For the rest of the month, I found myself analyzing everything through absurd stereotypes, like Ross later in the pilot: "This was Carol's favorite beer. She always drank it out the can. I should have known." Instead of alcohol choices, I was analyzing every parenting decision I had ever made. Was she enby (the slang term for a non-binary person), or was it her buzz cut, or our recent visit to the local LGBTQ center that made her think she was? Would every conservative suburban mom judge me for her gender identity?
I was becoming the Puck of her story, who wove himself scornfully into Pedro's storyline, and I didn't want to be the kind of person I hated as a child, someone who would center myself in a queer person's story. As a disabled woman, I knew what it was to be treated like the other, and I knew I was doing that to my own kid, in my thoughts if not my actions. I needed work, not her, and I didn't want to work out my old ingrained biases on her.
I went to therapy instead. I'm a work in progress. We all are.
The Greatest LGBTQ TV Characters of All Time
My child is finishing up sixth grade and sticking with she/her pronouns until she tells us otherwise. Genderqueer is the term she prefers, but that's fluid and she uses gender creative sometimes too. Her hair is still short, and it's usually any color of the rainbow except for pink or purple. Most of all, she knows her dad and I love and support her, now, and as her identity continued to unfold over time.
We aren't perfect. We won't ever be. But thanks to fictional blueprints, we understand the specific ways in which we can show up: not in the starring role but whenever our child needs us so she can shine as the lead in her own life.

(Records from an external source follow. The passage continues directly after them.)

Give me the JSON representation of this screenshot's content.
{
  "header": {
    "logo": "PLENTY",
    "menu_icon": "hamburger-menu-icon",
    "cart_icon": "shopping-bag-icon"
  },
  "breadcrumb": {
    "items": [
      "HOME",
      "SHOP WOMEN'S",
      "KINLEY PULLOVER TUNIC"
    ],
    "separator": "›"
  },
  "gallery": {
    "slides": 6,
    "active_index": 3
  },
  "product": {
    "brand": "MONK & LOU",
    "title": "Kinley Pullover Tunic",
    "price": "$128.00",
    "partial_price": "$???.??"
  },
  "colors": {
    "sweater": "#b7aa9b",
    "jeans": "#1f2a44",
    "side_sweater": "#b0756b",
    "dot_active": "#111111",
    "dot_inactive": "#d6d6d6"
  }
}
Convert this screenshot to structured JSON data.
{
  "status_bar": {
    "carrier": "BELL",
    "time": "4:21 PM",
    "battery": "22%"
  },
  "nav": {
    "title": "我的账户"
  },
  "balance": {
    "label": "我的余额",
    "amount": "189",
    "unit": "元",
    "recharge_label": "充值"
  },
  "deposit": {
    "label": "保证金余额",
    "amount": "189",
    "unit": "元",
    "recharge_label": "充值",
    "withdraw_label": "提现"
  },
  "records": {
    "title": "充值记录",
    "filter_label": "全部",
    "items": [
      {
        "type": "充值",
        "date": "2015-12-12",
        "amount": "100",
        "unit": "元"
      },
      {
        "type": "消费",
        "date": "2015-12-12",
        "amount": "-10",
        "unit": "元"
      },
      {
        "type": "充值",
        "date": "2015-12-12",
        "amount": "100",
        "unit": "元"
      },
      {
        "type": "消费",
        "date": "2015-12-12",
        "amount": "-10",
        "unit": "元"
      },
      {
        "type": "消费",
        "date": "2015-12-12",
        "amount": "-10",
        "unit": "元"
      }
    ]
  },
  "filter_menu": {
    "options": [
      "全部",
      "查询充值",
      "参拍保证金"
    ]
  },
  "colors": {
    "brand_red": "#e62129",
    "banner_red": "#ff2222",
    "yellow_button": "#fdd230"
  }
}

Shannon Dingle is a writer, disabled activist, and survivor living in North Carolina with her spouse and their six children. She is working on her first book, Living Brave, with HarperOne, and her online home is www.shannondingle.com.